Department of Agriculture, Western Pangasinan towns partner with La Liga for organic farming project
The Department of Agriculture through its Regional Field Unit in the Ilocos Region (Region 1) is partnering with several local government units in Western Pangasinan and the La Liga Policy Institute (La Liga) to launch a three-month project aimed at further boosting organic rice farming in the province.
Dubbed Organikong Palayan Farmers Mentoring Support Project launched on Tuesday, the project targets to enhance skills and knowledge of at least 150 organic agriculture farmer practitioners from Alaminos City, and the towns of Bani, Burgos, Dasol and Infanta, all situated in Western Pangasinan.
The project aims to further assist farmers who have begun their shift to organic agriculture through peer mentoring and at the same time, select farmers who will be groomed to become certified organic agriculture trainers to increase the current pool of trainers of the DA in the province.
“Through the project, we hope to sustain the gains of the Organikong Palayan – Pangasinan wherein 300 farmers graduated from a season long training on organic farming.
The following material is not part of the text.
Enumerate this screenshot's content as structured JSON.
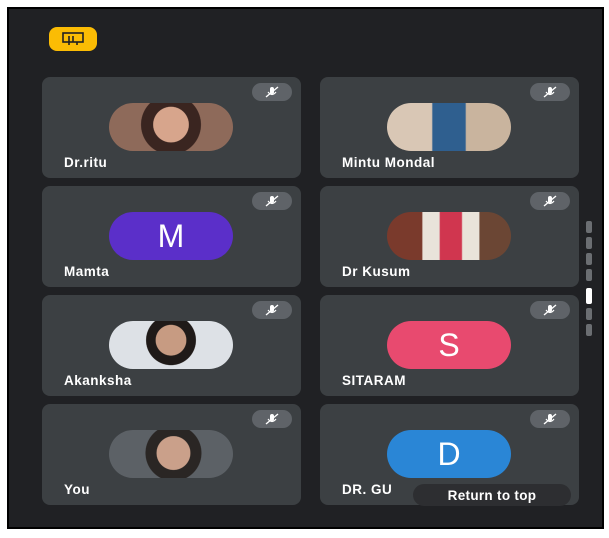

This is consistent with the Aquino administration’s commitment to promote environment-friendly and sustainable food production practices,” says Roland Cabigas, President and Managing Director of La Liga.
La Liga, a development policy research nongovernment organization is actively campaigning for the shift to organic farming in Luzon.
Through Organikong Palayan, 45 farmer practitioners including the rice technicians from the partner LGUs and officers of farmers’ associations will become mentors and season-long trainers after their graduation as certified organic agriculture trainers.
Dasol Mayor Noel Nacar, current president of the Pangasinan Mayor’s League said the project bolsters the commitment of farmers of Western Pangasinan to permanently shift to organic agriculture; and enhance the capacity of farmers in sustainable agriculture and organic farming.
Project proponents believe that the shift to organic farming will enable resource-poor farmers to do business in agriculture by producing their own organic fertilizer and avoiding the excessive use of expensive and often harmful chemical fertilizers that pollute the soil, water and contribute to greenhouse gas emissions.